▶ _Work instructions_
From the data below, repeat everything exactly except the images.

▶ _Material shown_
____
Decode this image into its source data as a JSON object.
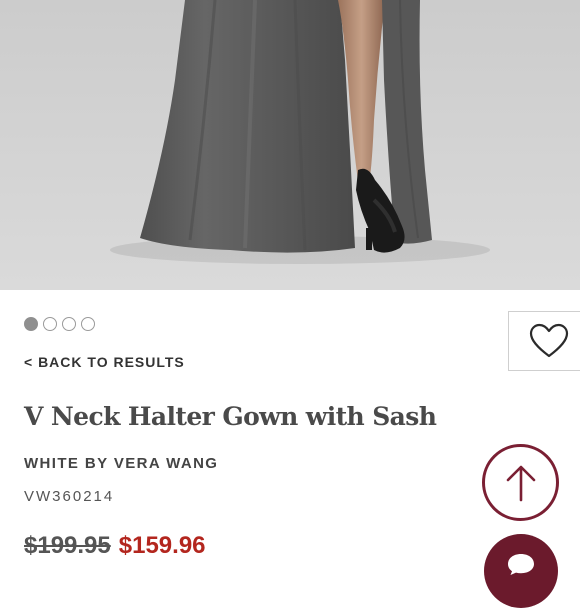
{
  "hero": {
    "image_alt": "Model wearing charcoal gray chiffon gown with side slit and black strappy heels",
    "background_color": "#cdcdcd",
    "dress_color": "#5e5e5e"
  },
  "carousel": {
    "total": 4,
    "active_index": 0
  },
  "nav": {
    "back_label": "< BACK TO RESULTS"
  },
  "favorite": {
    "icon": "heart-icon"
  },
  "product": {
    "title": "V Neck Halter Gown with Sash",
    "brand": "WHITE BY VERA WANG",
    "sku": "VW360214",
    "original_price": "$199.95",
    "sale_price": "$159.96"
  },
  "colors": {
    "sale": "#b3261e",
    "accent": "#7a1f33"
  },
  "actions": {
    "scroll_top_icon": "arrow-up-icon",
    "chat_icon": "chat-icon"
  }
}
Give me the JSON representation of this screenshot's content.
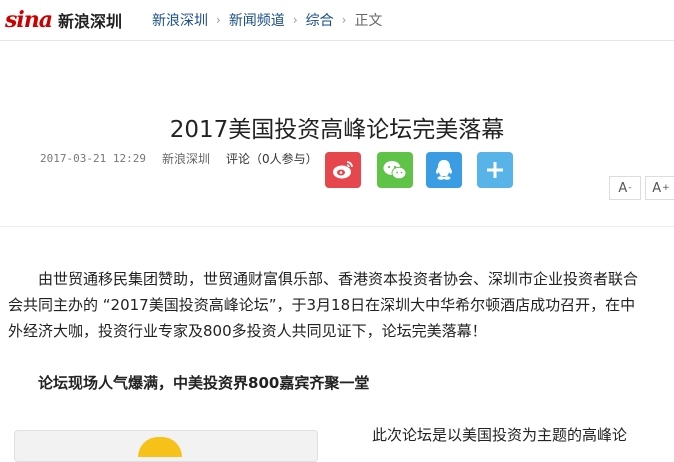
{
  "header": {
    "logo": {
      "sina": "sina",
      "sub": "新浪深圳"
    },
    "breadcrumb": [
      {
        "label": "新浪深圳"
      },
      {
        "label": "新闻频道"
      },
      {
        "label": "综合"
      },
      {
        "label": "正文"
      }
    ],
    "separator": "›"
  },
  "article": {
    "title": "2017美国投资高峰论坛完美落幕",
    "date": "2017-03-21 12:29",
    "source": "新浪深圳",
    "comment_label": "评论",
    "comment_count_text": "（0人参与）",
    "share_icons": [
      "weibo-icon",
      "wechat-icon",
      "qq-icon",
      "plus-icon"
    ],
    "font_buttons": {
      "decrease": "A",
      "decrease_mark": "-",
      "increase": "A",
      "increase_mark": "+"
    },
    "paragraph1": "由世贸通移民集团赞助，世贸通财富俱乐部、香港资本投资者协会、深圳市企业投资者联合会共同主办的 “2017美国投资高峰论坛”，于3月18日在深圳大中华希尔顿酒店成功召开，在中外经济大咖，投资行业专家及800多投资人共同见证下，论坛完美落幕！",
    "subheading": "论坛现场人气爆满，中美投资界800嘉宾齐聚一堂",
    "paragraph2": "此次论坛是以美国投资为主题的高峰论"
  },
  "colors": {
    "weibo": "#e5474d",
    "wechat": "#5fc348",
    "qq": "#3a9ce2",
    "more": "#57b3e8",
    "sina_red": "#cc0000",
    "link_blue": "#1a4e8a"
  }
}
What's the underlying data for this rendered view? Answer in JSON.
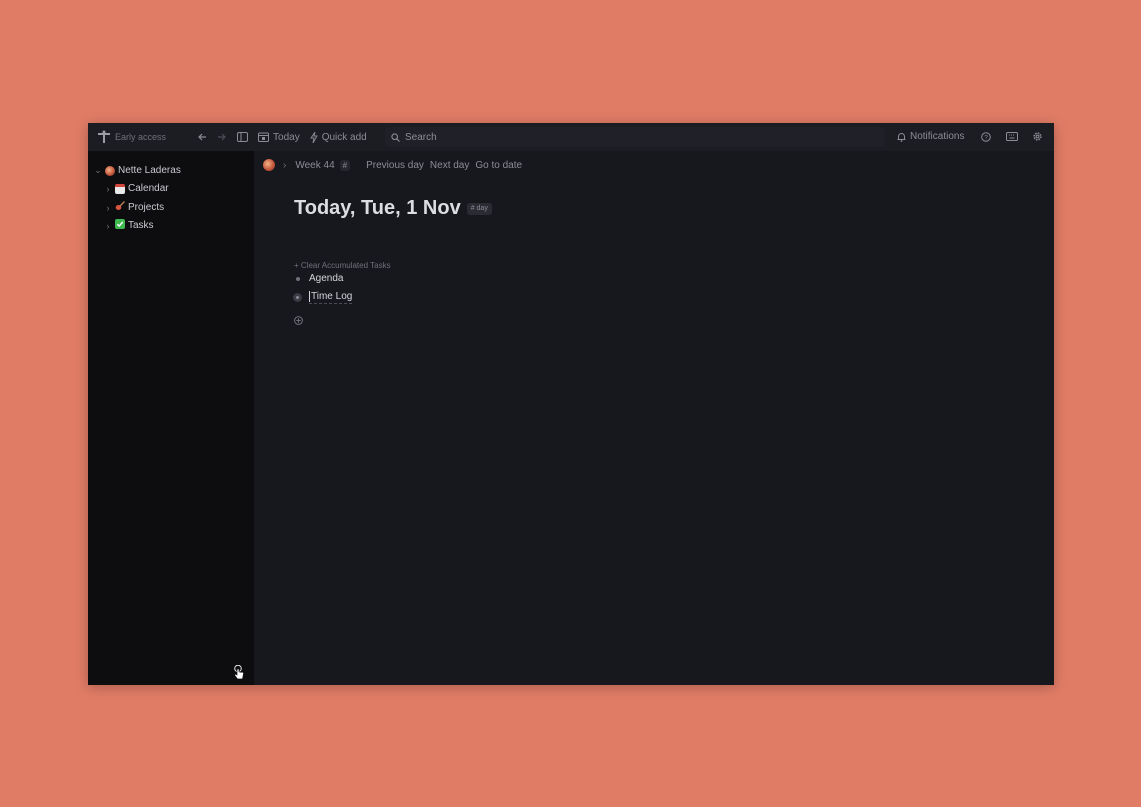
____
▶ _Written reply_
Decode this image into its source data as a JSON object.
{
  "hero": {
    "image_alt": "Model wearing charcoal gray chiffon gown with side slit and black strappy heels",
    "background_color": "#cdcdcd",
    "dress_color": "#5e5e5e"
  },
  "carousel": {
    "total": 4,
    "active_index": 0
  },
  "nav": {
    "back_label": "< BACK TO RESULTS"
  },
  "favorite": {
    "icon": "heart-icon"
  },
  "product": {
    "title": "V Neck Halter Gown with Sash",
    "brand": "WHITE BY VERA WANG",
    "sku": "VW360214",
    "original_price": "$199.95",
    "sale_price": "$159.96"
  },
  "colors": {
    "sale": "#b3261e",
    "accent": "#7a1f33"
  },
  "actions": {
    "scroll_top_icon": "arrow-up-icon",
    "chat_icon": "chat-icon"
  }
}
Give me the JSON representation of this screenshot's content.
{
  "header": {
    "logo": {
      "sina": "sina",
      "sub": "新浪深圳"
    },
    "breadcrumb": [
      {
        "label": "新浪深圳"
      },
      {
        "label": "新闻频道"
      },
      {
        "label": "综合"
      },
      {
        "label": "正文"
      }
    ],
    "separator": "›"
  },
  "article": {
    "title": "2017美国投资高峰论坛完美落幕",
    "date": "2017-03-21 12:29",
    "source": "新浪深圳",
    "comment_label": "评论",
    "comment_count_text": "（0人参与）",
    "share_icons": [
      "weibo-icon",
      "wechat-icon",
      "qq-icon",
      "plus-icon"
    ],
    "font_buttons": {
      "decrease": "A",
      "decrease_mark": "-",
      "increase": "A",
      "increase_mark": "+"
    },
    "paragraph1": "由世贸通移民集团赞助，世贸通财富俱乐部、香港资本投资者协会、深圳市企业投资者联合会共同主办的 “2017美国投资高峰论坛”，于3月18日在深圳大中华希尔顿酒店成功召开，在中外经济大咖，投资行业专家及800多投资人共同见证下，论坛完美落幕！",
    "subheading": "论坛现场人气爆满，中美投资界800嘉宾齐聚一堂",
    "paragraph2": "此次论坛是以美国投资为主题的高峰论"
  },
  "colors": {
    "weibo": "#e5474d",
    "wechat": "#5fc348",
    "qq": "#3a9ce2",
    "more": "#57b3e8",
    "sina_red": "#cc0000",
    "link_blue": "#1a4e8a"
  }
}
What's the underlying data for this rendered view? Answer in JSON.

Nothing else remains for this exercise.